There is more to life than (1) accumulating stuff and (2) resisting pressure to share my stuff.


New links: LBJ, Higgs boson, philosophy, etc.

July 14, 2012

If you like my web log, I think you’ll like the articles and blogs in my links menu.  Here are the latest additions to this menu.


Lyndon Johnson and the passage of powerRobert Caro’s biography of Robert Moses and his on-going multi-volume biography of Lyndon Johnson are the best books I’ve read about power political power operates in the United States.  The link is to an excellent review and summary in the London Review of Books of Caro’s fourth and latest Lyndon Johnson volume.  Hat tip to Jack Clontz.

The Higgs boson made simpleReading this article on MSNBC’s Cosmic Log and the accompanying links helped me understand why confirmation of the existence of the Higgs boson was an important discovery.  Hat tip to John Lenz.

Article of lasting interest

Bertrand Russell: The Value of Philosophy.   Although Bertrand Russell was hostile to organized religion, the study of philosophy was, for him, a kind of spiritual practice.  The value of philosophy was not in offering specific answers to questions, but in focusing the mind away from personal desires, frustrations and resentments and toward the cosmic scheme of things.

John Scalzi: Straight White Male—the Lowest Default Setting There IsSF writer John Scalzi gave a good explanation why we straight white males should keep in mind how much better off we are than gays, people of color and women, without confusing the issue by dragging in “white privilege” or “white guilt.”  Hat tip to Making Light.


GlaxoSmithKline fraud case: Does crime pay?  This is an informative broadcast by Al Jazzera’s Inside Story Americas about a $3 billion fine imposed on the big British drug corporation GlaxoSmithKline for marketing dangerous drugs and suppressing information about their risks.

John Scalzi on poverty and privilege

October 24, 2010

John Scalzi is a science-fiction writer who wrote an on-line essay, “Being Poor,” that has been widely copied.

Being poor is knowing exactly how much everything costs.

Being poor is getting angry at your kids for asking for all the crap they see on TV.

Being poor is having to keep buying $800 cars because they’re what you can afford, and then having the cars break down on you, because there’s not an $800 car in America that’s worth a damn.

Being poor is hoping the toothache goes away.

Being poor is knowing your kid goes to friends’ houses but never has friends over to yours.

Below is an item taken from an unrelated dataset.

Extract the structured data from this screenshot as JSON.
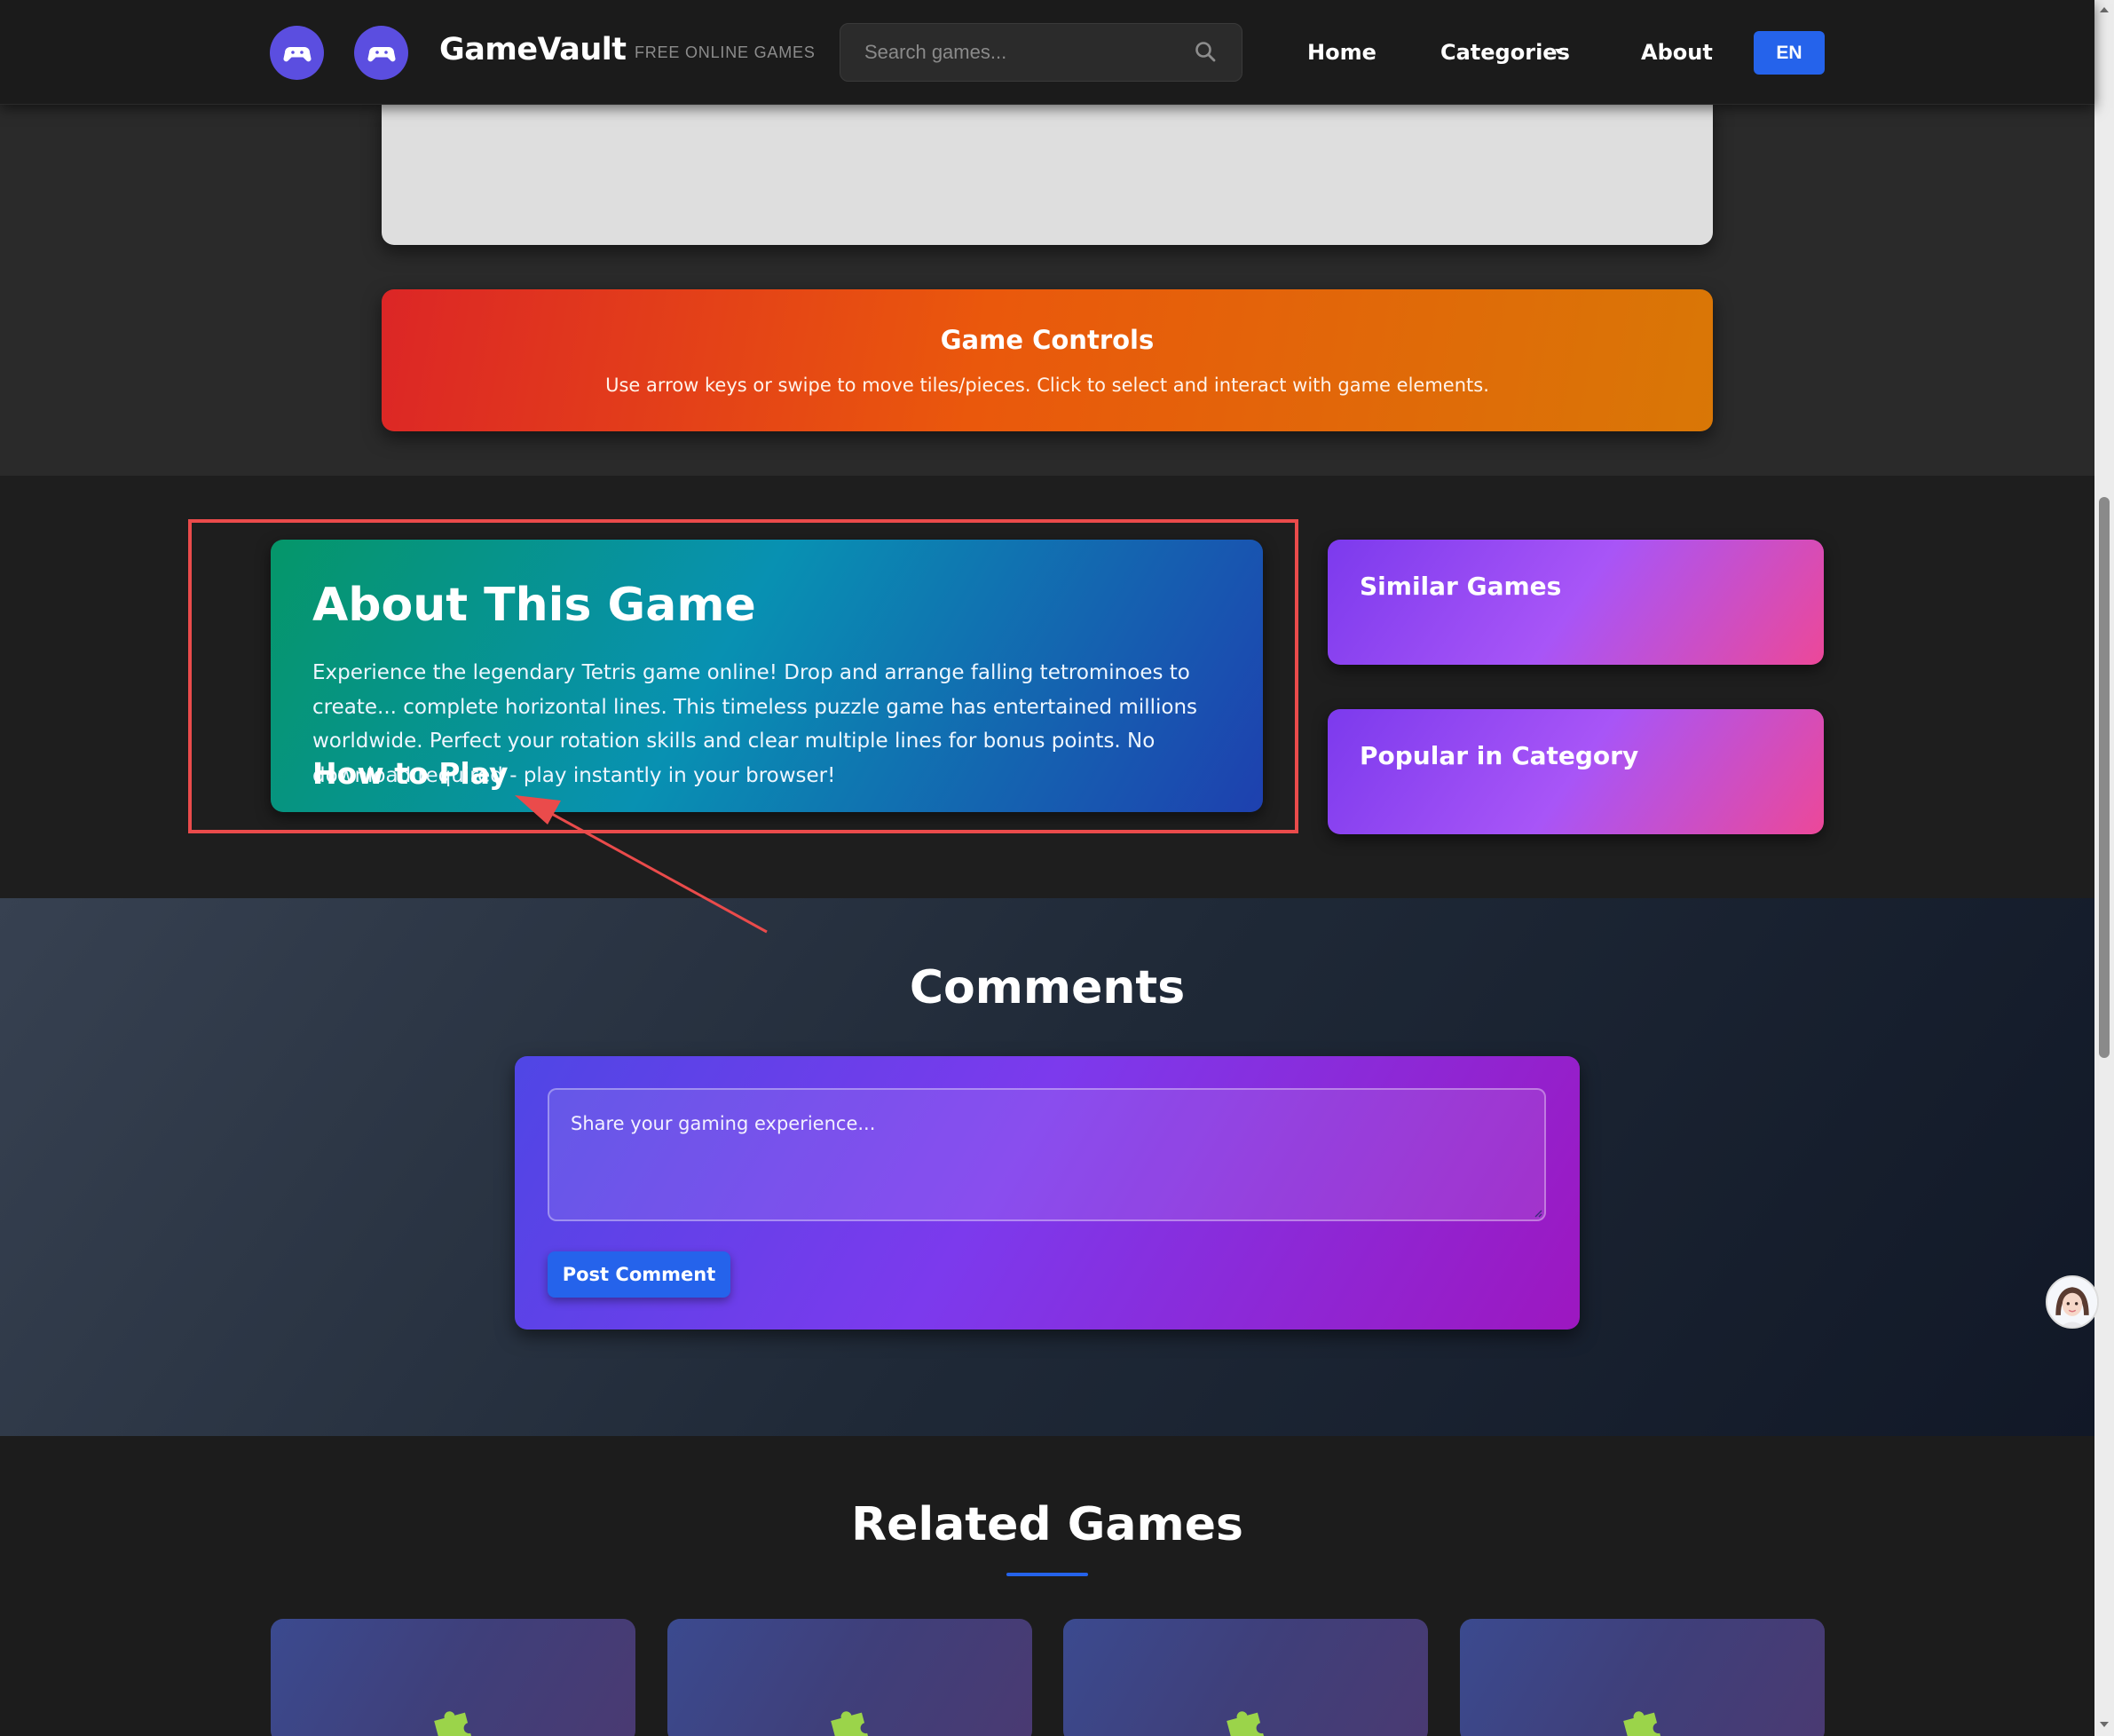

Being poor is going to the restroom before you get in the school lunch line so your friends will be ahead of you and won’t hear you say “I get  free lunch” when you get to the cashier.

Being poor is living next to the freeway.

Click on Being Poor to read the whole thing.

Recently he wrote a new essay, “Things I Don’t Have to Think About Today,” which I think will also be widely copied.

Today I don’t have to think about those who hear “terrorist” when I speak my faith.

Today I don’t have to think about men who don’t believe no means no.

Today I don’t have to think about how the world is made for people who move differently than I do.

Today I don’t have to think about whether I’m married, depending on what state I’m in.

Today I don’t have to think about how I’m going to hail a cab past midnight.

Today I don’t have to think about whether store security is tailing me.

Today I don’t have to think about the look on the face of the person about to sit next to me on a plane.

Today I don’t have to think about eyes going to my chest first.

Click on Things I Don’t Have to Think About Today to read the whole thing.

Click on Whatever for Scalzi’s home page.